A jury must base its decision on the evidence before the court and may not consider evidence outside the record. While courts do their best to ensure that juries are properly instructed and not exposed to outside information, jurors still sometimes consider extrinsic information in robbery and other theft cases. When this happens, a Washington robbery defense attorney may seek a new trial for his or her client.
Such was the case recently, when a jury was exposed to a video that had not been admitted into evidence at trial. The defendant was charged with second-degree robbery of a restaurant. Police apprehended him at the end of an alley about five blocks away shortly after the robbery. There were shoe prints in the alley matching the defendant’s shoes. He had a roll of pennies on him and just a few dollars more than what had been taken. The robber’s shirt was found in a garbage can along the alley. The employee, however, did not think the defendant was the robber.

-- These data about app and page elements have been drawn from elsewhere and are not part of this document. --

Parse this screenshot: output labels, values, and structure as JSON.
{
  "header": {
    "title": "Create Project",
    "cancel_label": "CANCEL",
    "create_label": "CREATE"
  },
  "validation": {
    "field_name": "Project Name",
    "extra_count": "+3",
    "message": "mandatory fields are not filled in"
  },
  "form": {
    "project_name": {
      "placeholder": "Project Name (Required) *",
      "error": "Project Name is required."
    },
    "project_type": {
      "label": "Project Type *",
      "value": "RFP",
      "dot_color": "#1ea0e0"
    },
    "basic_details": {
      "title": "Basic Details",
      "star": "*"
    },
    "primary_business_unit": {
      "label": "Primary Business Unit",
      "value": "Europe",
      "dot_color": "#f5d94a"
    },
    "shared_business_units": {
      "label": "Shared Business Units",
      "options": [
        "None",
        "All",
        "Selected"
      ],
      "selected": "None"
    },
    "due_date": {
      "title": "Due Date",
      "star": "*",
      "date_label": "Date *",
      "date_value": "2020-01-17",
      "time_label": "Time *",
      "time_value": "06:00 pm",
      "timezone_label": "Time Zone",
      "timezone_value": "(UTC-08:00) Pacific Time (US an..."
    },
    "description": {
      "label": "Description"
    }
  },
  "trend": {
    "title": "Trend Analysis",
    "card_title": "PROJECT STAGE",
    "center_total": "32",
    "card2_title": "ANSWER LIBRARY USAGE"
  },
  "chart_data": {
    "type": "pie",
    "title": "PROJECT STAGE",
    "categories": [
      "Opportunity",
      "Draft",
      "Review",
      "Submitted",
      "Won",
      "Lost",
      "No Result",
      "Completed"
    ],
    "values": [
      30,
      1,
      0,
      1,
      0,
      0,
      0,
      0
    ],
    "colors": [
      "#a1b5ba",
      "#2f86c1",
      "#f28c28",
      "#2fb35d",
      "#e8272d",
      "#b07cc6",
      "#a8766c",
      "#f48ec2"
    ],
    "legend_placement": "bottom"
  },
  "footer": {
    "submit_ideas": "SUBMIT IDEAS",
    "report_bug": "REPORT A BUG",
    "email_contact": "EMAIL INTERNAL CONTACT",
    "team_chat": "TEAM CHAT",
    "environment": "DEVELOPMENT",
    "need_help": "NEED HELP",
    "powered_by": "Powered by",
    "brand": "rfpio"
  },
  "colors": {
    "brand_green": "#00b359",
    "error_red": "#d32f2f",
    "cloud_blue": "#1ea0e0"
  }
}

There were three videos from inside the store and another that captured the parking lot. The outside video also showed the robber walking out of the building in the general direction of the alley. All four videos were put onto a DVD admitted as a prosecution exhibit. However, just the videos inside the store were admitted at trial. The prosecution did not have a witness to establish a foundation for the exterior video, so it was withdrawn after the defense objected. The existence of the exterior video came out at trial when the defense asked an officer about not having watched it.